Exercise goal> Leaving out only the pictures, write out all the entries exactly.

Materials provided>
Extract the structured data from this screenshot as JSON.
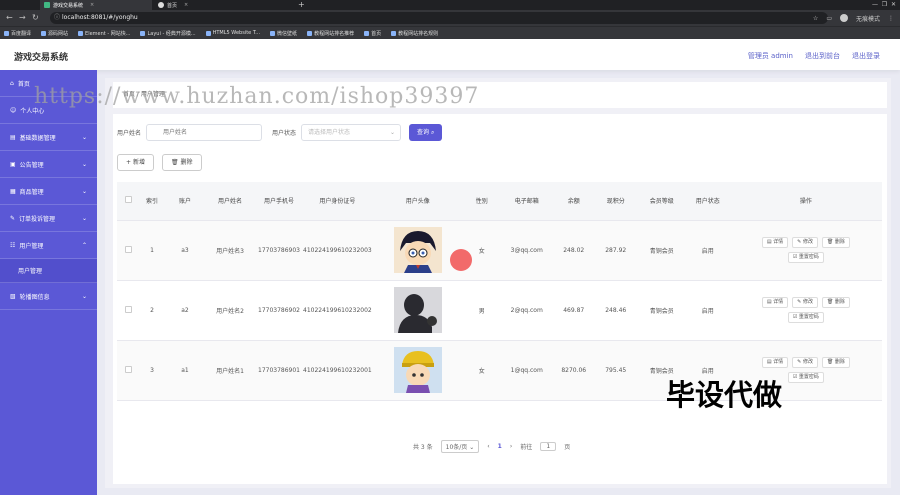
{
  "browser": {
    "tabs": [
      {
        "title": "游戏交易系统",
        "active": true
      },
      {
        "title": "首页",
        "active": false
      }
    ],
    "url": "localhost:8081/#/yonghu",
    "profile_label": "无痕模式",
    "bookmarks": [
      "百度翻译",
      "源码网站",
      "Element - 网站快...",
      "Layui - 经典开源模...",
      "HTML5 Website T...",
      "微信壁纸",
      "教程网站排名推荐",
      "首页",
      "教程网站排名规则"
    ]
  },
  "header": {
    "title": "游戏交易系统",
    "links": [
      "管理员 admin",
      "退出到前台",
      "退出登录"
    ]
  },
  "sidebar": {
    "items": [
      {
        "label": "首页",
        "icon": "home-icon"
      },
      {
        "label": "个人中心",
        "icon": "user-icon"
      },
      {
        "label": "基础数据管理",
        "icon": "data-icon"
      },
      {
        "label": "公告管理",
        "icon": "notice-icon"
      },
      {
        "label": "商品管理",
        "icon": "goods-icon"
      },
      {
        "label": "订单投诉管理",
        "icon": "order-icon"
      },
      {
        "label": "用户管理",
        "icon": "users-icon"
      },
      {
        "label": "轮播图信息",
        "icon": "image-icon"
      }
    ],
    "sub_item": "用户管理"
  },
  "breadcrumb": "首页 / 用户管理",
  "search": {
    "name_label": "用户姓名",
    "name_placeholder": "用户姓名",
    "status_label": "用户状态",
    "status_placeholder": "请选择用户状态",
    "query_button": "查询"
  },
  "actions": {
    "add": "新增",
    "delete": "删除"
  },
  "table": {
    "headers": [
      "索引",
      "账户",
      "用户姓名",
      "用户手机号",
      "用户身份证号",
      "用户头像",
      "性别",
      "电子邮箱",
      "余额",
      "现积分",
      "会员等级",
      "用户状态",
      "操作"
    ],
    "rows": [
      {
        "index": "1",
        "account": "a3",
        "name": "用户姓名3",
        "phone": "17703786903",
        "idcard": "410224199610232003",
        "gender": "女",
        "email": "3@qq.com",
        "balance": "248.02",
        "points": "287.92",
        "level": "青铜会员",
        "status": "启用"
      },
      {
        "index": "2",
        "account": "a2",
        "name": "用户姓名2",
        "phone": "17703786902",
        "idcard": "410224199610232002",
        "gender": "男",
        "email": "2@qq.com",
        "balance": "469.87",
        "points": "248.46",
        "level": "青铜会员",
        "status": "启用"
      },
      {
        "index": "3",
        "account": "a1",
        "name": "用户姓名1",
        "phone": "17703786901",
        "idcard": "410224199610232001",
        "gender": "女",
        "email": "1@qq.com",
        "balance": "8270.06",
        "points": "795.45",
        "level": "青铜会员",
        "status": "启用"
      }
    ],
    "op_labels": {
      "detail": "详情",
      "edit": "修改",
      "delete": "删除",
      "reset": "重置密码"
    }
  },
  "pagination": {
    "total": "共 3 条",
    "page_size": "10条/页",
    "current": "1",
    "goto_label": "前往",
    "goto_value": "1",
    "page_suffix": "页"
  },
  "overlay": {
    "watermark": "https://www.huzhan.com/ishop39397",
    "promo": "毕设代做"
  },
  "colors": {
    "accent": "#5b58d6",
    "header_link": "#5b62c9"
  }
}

Response to this exercise>
Extract the structured data from this screenshot as JSON.
{
  "browser": {
    "tabs": [
      {
        "title": "游戏交易系统",
        "active": true
      },
      {
        "title": "首页",
        "active": false
      }
    ],
    "url": "localhost:8081/#/yonghu",
    "profile_label": "无痕模式",
    "bookmarks": [
      "百度翻译",
      "源码网站",
      "Element - 网站快...",
      "Layui - 经典开源模...",
      "HTML5 Website T...",
      "微信壁纸",
      "教程网站排名推荐",
      "首页",
      "教程网站排名规则"
    ]
  },
  "header": {
    "title": "游戏交易系统",
    "links": [
      "管理员 admin",
      "退出到前台",
      "退出登录"
    ]
  },
  "sidebar": {
    "items": [
      {
        "label": "首页",
        "icon": "home-icon"
      },
      {
        "label": "个人中心",
        "icon": "user-icon"
      },
      {
        "label": "基础数据管理",
        "icon": "data-icon"
      },
      {
        "label": "公告管理",
        "icon": "notice-icon"
      },
      {
        "label": "商品管理",
        "icon": "goods-icon"
      },
      {
        "label": "订单投诉管理",
        "icon": "order-icon"
      },
      {
        "label": "用户管理",
        "icon": "users-icon"
      },
      {
        "label": "轮播图信息",
        "icon": "image-icon"
      }
    ],
    "sub_item": "用户管理"
  },
  "breadcrumb": "首页 / 用户管理",
  "search": {
    "name_label": "用户姓名",
    "name_placeholder": "用户姓名",
    "status_label": "用户状态",
    "status_placeholder": "请选择用户状态",
    "query_button": "查询"
  },
  "actions": {
    "add": "新增",
    "delete": "删除"
  },
  "table": {
    "headers": [
      "索引",
      "账户",
      "用户姓名",
      "用户手机号",
      "用户身份证号",
      "用户头像",
      "性别",
      "电子邮箱",
      "余额",
      "现积分",
      "会员等级",
      "用户状态",
      "操作"
    ],
    "rows": [
      {
        "index": "1",
        "account": "a3",
        "name": "用户姓名3",
        "phone": "17703786903",
        "idcard": "410224199610232003",
        "gender": "女",
        "email": "3@qq.com",
        "balance": "248.02",
        "points": "287.92",
        "level": "青铜会员",
        "status": "启用"
      },
      {
        "index": "2",
        "account": "a2",
        "name": "用户姓名2",
        "phone": "17703786902",
        "idcard": "410224199610232002",
        "gender": "男",
        "email": "2@qq.com",
        "balance": "469.87",
        "points": "248.46",
        "level": "青铜会员",
        "status": "启用"
      },
      {
        "index": "3",
        "account": "a1",
        "name": "用户姓名1",
        "phone": "17703786901",
        "idcard": "410224199610232001",
        "gender": "女",
        "email": "1@qq.com",
        "balance": "8270.06",
        "points": "795.45",
        "level": "青铜会员",
        "status": "启用"
      }
    ],
    "op_labels": {
      "detail": "详情",
      "edit": "修改",
      "delete": "删除",
      "reset": "重置密码"
    }
  },
  "pagination": {
    "total": "共 3 条",
    "page_size": "10条/页",
    "current": "1",
    "goto_label": "前往",
    "goto_value": "1",
    "page_suffix": "页"
  },
  "overlay": {
    "watermark": "https://www.huzhan.com/ishop39397",
    "promo": "毕设代做"
  },
  "colors": {
    "accent": "#5b58d6",
    "header_link": "#5b62c9"
  }
}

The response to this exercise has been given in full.